Exercise goal: From the data below, copy each line that includes the word "Filter".

Exercise input:

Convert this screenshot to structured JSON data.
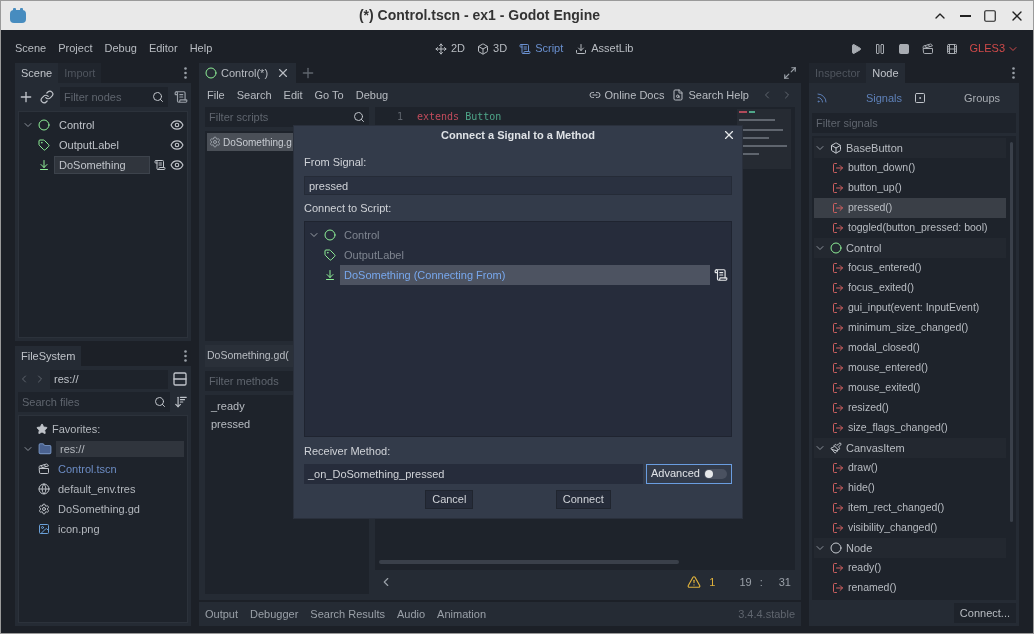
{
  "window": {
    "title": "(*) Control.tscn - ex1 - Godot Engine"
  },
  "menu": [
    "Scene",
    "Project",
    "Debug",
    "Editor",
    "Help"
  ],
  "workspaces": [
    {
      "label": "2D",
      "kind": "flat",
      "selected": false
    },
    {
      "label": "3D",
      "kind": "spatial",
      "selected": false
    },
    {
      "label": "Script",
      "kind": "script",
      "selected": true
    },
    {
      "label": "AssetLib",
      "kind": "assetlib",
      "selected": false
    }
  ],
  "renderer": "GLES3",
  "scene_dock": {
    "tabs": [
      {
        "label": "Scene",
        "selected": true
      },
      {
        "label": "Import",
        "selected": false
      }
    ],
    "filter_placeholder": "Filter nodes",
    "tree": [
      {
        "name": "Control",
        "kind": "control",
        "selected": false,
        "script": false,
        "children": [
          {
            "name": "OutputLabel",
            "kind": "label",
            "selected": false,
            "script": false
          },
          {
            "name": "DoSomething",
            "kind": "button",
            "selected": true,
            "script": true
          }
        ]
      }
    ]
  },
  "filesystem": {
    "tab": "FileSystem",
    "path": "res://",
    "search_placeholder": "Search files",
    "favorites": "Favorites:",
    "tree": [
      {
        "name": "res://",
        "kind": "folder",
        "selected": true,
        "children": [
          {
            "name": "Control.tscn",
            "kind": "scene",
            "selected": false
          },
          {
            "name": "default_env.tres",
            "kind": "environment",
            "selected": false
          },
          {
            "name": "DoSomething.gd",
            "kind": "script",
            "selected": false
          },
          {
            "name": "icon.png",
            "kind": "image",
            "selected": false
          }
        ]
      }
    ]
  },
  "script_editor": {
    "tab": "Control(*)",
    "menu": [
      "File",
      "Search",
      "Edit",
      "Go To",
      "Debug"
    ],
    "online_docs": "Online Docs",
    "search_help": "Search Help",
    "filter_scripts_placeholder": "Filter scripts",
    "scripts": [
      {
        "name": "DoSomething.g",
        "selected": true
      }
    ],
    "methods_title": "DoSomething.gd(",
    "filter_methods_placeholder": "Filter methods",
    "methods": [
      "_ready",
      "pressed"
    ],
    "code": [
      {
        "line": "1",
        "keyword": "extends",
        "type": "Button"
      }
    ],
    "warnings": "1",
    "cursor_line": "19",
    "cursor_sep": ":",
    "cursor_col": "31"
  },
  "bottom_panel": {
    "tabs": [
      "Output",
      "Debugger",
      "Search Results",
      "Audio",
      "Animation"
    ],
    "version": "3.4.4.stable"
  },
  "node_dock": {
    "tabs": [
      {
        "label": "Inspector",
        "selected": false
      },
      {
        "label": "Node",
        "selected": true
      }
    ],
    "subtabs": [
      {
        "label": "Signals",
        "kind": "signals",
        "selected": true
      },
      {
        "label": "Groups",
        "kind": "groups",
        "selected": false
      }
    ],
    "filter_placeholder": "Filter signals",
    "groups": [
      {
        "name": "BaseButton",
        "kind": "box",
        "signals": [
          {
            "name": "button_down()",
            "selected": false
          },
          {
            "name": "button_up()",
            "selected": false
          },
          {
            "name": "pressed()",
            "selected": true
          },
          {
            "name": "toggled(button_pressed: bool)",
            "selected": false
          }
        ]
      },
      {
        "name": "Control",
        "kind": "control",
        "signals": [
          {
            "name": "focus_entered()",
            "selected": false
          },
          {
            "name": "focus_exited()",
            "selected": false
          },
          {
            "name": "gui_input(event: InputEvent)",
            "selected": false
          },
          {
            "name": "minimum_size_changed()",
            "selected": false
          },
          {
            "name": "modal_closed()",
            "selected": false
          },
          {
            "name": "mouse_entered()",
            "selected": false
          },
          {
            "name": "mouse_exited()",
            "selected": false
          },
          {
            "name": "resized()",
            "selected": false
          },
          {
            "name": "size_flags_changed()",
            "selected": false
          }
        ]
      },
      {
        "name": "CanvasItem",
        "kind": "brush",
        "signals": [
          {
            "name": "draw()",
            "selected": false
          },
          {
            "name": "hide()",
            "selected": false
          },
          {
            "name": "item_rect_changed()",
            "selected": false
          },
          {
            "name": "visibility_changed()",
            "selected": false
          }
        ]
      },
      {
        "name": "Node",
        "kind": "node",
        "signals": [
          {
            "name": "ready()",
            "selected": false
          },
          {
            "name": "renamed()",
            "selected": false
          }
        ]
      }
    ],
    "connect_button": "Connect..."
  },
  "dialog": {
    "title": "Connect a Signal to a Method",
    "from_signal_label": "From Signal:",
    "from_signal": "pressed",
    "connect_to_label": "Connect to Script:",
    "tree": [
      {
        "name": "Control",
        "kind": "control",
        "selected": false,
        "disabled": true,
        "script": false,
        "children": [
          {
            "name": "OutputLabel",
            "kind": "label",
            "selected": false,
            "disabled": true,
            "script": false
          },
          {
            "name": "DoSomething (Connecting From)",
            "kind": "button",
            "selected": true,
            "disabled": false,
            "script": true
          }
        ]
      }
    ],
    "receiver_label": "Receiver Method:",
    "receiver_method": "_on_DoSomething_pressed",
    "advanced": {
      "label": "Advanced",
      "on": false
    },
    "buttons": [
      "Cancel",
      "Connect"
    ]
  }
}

Written reply:
    "filter_placeholder": "Filter nodes",
    "filter_scripts_placeholder": "Filter scripts",
    "filter_methods_placeholder": "Filter methods",
    "filter_placeholder": "Filter signals",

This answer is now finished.